BEGIN THE DATA
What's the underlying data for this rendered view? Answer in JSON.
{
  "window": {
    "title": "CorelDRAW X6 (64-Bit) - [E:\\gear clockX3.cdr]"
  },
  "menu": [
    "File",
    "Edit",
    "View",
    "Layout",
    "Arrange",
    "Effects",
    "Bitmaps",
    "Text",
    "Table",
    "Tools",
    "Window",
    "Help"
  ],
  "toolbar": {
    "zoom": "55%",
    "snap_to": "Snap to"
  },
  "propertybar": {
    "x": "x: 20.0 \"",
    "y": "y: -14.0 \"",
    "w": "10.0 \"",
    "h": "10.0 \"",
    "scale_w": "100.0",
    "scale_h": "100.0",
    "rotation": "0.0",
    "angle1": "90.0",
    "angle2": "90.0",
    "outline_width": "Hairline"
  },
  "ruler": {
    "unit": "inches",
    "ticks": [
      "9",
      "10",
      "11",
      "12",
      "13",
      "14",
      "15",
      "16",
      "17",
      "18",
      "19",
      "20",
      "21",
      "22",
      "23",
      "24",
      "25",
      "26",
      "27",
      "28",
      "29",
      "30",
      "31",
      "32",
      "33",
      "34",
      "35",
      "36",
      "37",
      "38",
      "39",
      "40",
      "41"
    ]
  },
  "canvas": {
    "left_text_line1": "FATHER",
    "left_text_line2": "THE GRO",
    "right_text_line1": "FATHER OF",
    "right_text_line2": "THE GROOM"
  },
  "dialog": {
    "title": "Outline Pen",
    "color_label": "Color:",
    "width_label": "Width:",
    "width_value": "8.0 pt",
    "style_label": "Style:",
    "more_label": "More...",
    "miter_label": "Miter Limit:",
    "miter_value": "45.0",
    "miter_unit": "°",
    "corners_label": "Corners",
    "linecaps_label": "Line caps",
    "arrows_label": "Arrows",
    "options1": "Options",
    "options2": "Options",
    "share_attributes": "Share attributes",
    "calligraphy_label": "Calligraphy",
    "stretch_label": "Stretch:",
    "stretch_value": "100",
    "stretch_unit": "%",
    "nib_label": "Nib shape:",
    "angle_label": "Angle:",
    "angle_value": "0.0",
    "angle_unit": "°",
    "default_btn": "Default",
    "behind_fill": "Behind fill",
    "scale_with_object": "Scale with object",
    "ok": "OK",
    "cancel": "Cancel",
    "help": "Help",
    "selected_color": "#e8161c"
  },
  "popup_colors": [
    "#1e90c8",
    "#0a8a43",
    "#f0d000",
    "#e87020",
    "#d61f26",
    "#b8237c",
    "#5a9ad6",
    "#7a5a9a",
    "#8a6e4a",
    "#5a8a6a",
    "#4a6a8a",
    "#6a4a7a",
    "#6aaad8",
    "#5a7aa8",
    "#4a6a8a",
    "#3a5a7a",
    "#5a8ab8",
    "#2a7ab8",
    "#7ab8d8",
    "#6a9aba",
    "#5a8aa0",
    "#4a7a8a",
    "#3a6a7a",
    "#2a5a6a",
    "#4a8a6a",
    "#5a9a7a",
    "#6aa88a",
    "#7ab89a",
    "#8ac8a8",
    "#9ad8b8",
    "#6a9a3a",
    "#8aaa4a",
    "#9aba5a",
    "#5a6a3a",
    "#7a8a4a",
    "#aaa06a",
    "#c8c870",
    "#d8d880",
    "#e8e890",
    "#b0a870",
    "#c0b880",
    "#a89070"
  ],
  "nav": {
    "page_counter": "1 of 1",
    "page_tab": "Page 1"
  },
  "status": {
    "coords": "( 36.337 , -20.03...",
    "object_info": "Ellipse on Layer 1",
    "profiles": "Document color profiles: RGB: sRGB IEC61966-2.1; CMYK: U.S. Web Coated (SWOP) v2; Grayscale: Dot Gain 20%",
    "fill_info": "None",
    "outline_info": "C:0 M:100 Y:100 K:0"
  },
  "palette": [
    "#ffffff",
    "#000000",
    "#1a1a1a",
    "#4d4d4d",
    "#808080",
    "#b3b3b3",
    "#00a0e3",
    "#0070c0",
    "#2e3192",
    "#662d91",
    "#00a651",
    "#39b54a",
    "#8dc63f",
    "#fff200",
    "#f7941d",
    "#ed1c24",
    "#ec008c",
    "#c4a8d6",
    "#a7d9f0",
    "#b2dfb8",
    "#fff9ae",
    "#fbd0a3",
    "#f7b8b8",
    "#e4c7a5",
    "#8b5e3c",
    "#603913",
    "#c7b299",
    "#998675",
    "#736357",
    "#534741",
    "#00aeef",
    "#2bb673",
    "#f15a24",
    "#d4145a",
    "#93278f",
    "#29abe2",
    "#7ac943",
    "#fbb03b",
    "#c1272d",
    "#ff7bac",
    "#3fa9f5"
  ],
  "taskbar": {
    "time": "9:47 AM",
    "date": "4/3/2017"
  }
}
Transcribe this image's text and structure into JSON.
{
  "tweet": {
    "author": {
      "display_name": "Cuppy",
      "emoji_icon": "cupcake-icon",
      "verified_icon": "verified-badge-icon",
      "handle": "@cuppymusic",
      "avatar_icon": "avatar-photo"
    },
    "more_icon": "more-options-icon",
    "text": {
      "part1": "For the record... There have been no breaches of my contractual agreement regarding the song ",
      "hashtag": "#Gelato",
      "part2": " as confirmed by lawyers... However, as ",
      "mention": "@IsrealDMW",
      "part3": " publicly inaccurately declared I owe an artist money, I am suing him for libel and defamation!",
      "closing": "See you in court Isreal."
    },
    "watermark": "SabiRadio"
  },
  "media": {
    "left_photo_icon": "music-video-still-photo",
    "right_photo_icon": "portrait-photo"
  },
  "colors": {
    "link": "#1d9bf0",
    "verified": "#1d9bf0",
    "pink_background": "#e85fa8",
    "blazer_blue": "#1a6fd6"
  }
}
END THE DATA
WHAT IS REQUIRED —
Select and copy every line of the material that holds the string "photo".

EXERCISE OUTPUT —
      "avatar_icon": "avatar-photo"
    "left_photo_icon": "music-video-still-photo",
    "right_photo_icon": "portrait-photo"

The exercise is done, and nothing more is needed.